◆ PROBLEM ◆
A complete answer lists every line of the entries below where the string "Biela" appears.

[Records contained in a dataset]

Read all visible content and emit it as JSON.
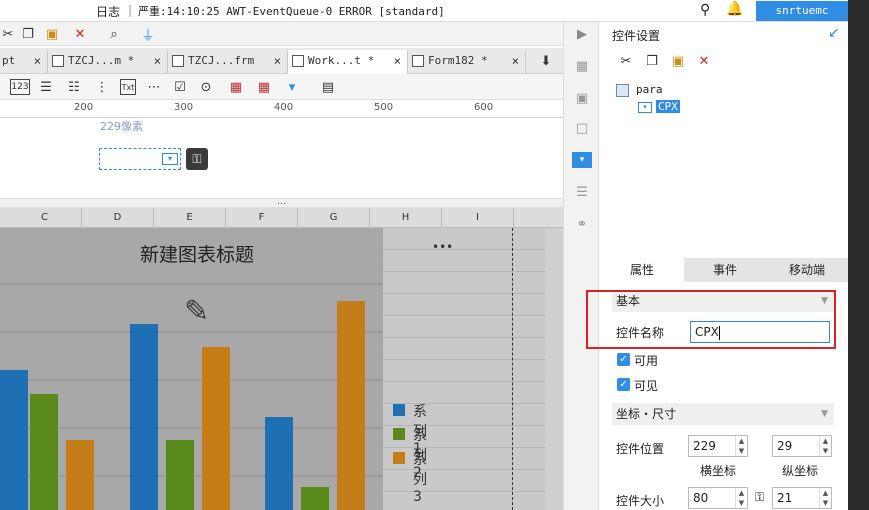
{
  "topbar": {
    "log_label": "日志",
    "separator": "|",
    "error_text": "严重:14:10:25 AWT-EventQueue-0 ERROR [standard]",
    "user": "snrtuemc"
  },
  "tabs": [
    {
      "label": "pt",
      "close": "×"
    },
    {
      "label": "TZCJ...m *",
      "close": "×"
    },
    {
      "label": "TZCJ...frm",
      "close": "×"
    },
    {
      "label": "Work...t *",
      "close": "×"
    },
    {
      "label": "Form182 *",
      "close": "×"
    }
  ],
  "ruler": {
    "ticks": [
      "200",
      "300",
      "400",
      "500",
      "600"
    ]
  },
  "form": {
    "width_hint": "229像素"
  },
  "splitter": "...",
  "sheet": {
    "columns": [
      "C",
      "D",
      "E",
      "F",
      "G",
      "H",
      "I"
    ]
  },
  "chart_data": {
    "type": "bar",
    "title": "新建图表标题",
    "more": "•••",
    "series": [
      {
        "name": "系列1",
        "color": "#1f6fb5"
      },
      {
        "name": "系列2",
        "color": "#5a8a1a"
      },
      {
        "name": "系列3",
        "color": "#c57d1a"
      }
    ]
  },
  "panel": {
    "title": "控件设置",
    "tree_root": "para",
    "tree_child": "CPX",
    "tabs": [
      "属性",
      "事件",
      "移动端"
    ],
    "section_basic": "基本",
    "name_label": "控件名称",
    "name_value": "CPX",
    "enabled_label": "可用",
    "visible_label": "可见",
    "section_geom": "坐标・尺寸",
    "pos_label": "控件位置",
    "pos_x": "229",
    "pos_y": "29",
    "x_label": "横坐标",
    "y_label": "纵坐标",
    "size_label": "控件大小",
    "size_w": "80",
    "size_h": "21"
  },
  "colors": {
    "accent": "#2f8de4",
    "highlight": "#e02020"
  }
}
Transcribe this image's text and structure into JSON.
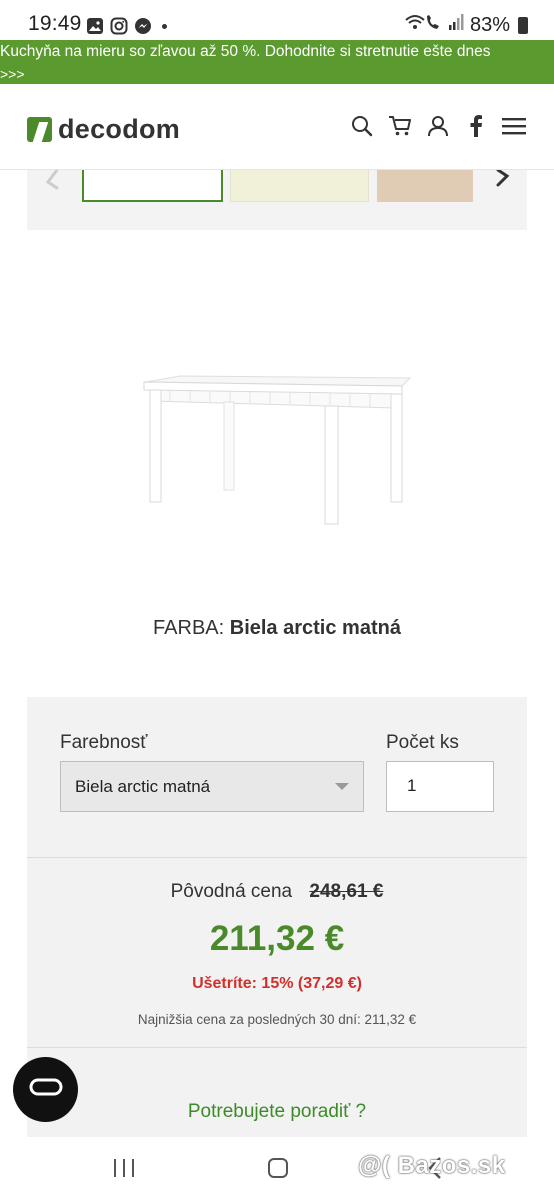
{
  "status_bar": {
    "time": "19:49",
    "battery": "83%",
    "icons": [
      "gallery-icon",
      "instagram-icon",
      "messenger-icon",
      "wifi-call-icon",
      "signal-icon",
      "battery-icon"
    ]
  },
  "promo": {
    "text": "Kuchyňa na mieru so zľavou až 50 %. Dohodnite si stretnutie ešte dnes",
    "more": ">>>",
    "bg_color": "#5b9a2f"
  },
  "header": {
    "logo_text": "decodom",
    "icons": [
      "search-icon",
      "cart-icon",
      "user-icon",
      "facebook-icon",
      "menu-icon"
    ]
  },
  "gallery": {
    "thumbnail_colors": [
      "#ffffff",
      "#f1f0d8",
      "#e0cbb4"
    ],
    "selected_index": 0
  },
  "product": {
    "color_label": "FARBA:",
    "color_value": "Biela arctic matná"
  },
  "options": {
    "color_label": "Farebnosť",
    "color_selected": "Biela arctic matná",
    "qty_label": "Počet ks",
    "qty_value": "1"
  },
  "pricing": {
    "old_label": "Pôvodná cena",
    "old_price": "248,61 €",
    "new_price": "211,32 €",
    "savings": "Ušetríte: 15% (37,29 €)",
    "lowest_price_note": "Najnižšia cena za posledných 30 dní: 211,32 €",
    "accent_green": "#4a8a2a",
    "accent_red": "#d0312d"
  },
  "help": {
    "advice_text": "Potrebujete poradiť ?"
  },
  "watermark": "@( Bazos.sk"
}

◆ ANSWER FOR THIS EXERCISE ◆
    "color_value": "Biela arctic matná"
    "color_selected": "Biela arctic matná",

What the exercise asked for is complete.